(Entries taken from a collection)
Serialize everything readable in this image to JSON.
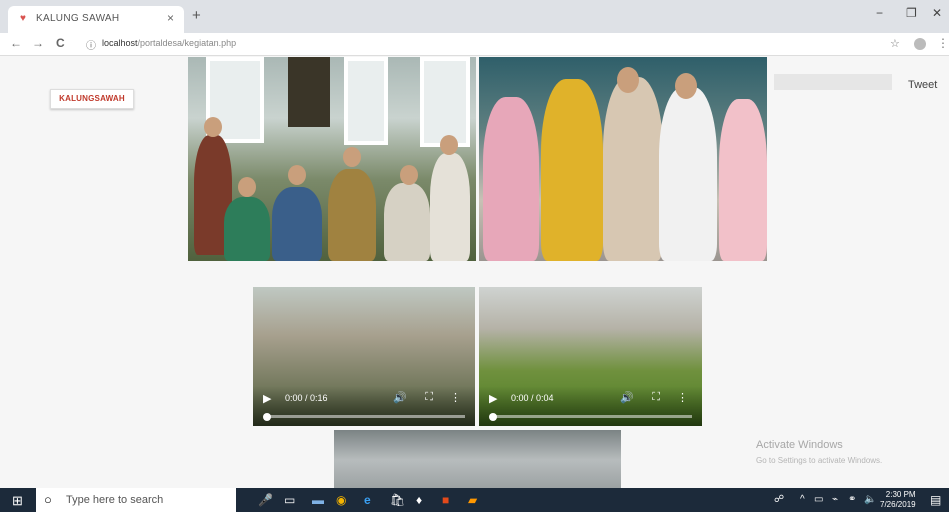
{
  "browser": {
    "tab_title": "KALUNG SAWAH",
    "tab_close": "×",
    "new_tab": "+",
    "url_host": "localhost",
    "url_path": "/portaldesa/kegiatan.php"
  },
  "page": {
    "logo_text": "KALUNGSAWAH",
    "tweet_label": "Tweet"
  },
  "videos": [
    {
      "time": "0:00 / 0:16"
    },
    {
      "time": "0:00 / 0:04"
    }
  ],
  "watermark": {
    "line1": "Activate Windows",
    "line2": "Go to Settings to activate Windows."
  },
  "taskbar": {
    "search_placeholder": "Type here to search",
    "time": "2:30 PM",
    "date": "7/26/2019"
  }
}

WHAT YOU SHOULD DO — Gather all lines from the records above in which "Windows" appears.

WRITTEN SOLUTION —
    "line1": "Activate Windows",
    "line2": "Go to Settings to activate Windows."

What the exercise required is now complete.